[Dataset excerpts]
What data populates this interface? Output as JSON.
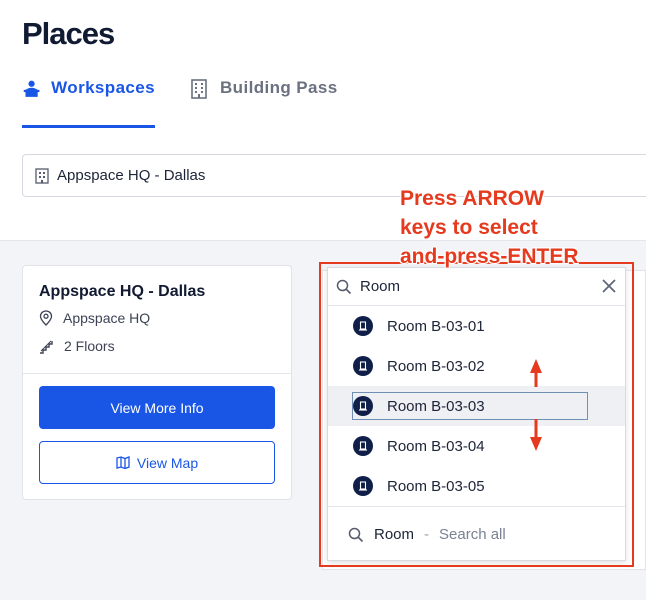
{
  "page": {
    "title": "Places"
  },
  "tabs": [
    {
      "label": "Workspaces",
      "icon": "person-desk-icon",
      "active": true
    },
    {
      "label": "Building Pass",
      "icon": "building-icon",
      "active": false
    }
  ],
  "location_select": {
    "value": "Appspace HQ - Dallas",
    "icon": "building-icon"
  },
  "card": {
    "title": "Appspace HQ - Dallas",
    "location": "Appspace HQ",
    "floors": "2 Floors",
    "primary_button": "View More Info",
    "secondary_button": "View Map"
  },
  "dropdown": {
    "search_value": "Room",
    "results": [
      "Room B-03-01",
      "Room B-03-02",
      "Room B-03-03",
      "Room B-03-04",
      "Room B-03-05"
    ],
    "active_result": "Room B-03-03",
    "search_all": {
      "query": "Room",
      "separator": "-",
      "label": "Search all"
    }
  },
  "annotation": {
    "lines": [
      "Press ARROW",
      "keys to select",
      "and-press-ENTER"
    ],
    "color": "#e63a1e"
  },
  "colors": {
    "accent": "#1a56e6",
    "room_icon": "#0f1f4a"
  }
}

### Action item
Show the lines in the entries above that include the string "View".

### Output below
    "primary_button": "View More Info",
    "secondary_button": "View Map"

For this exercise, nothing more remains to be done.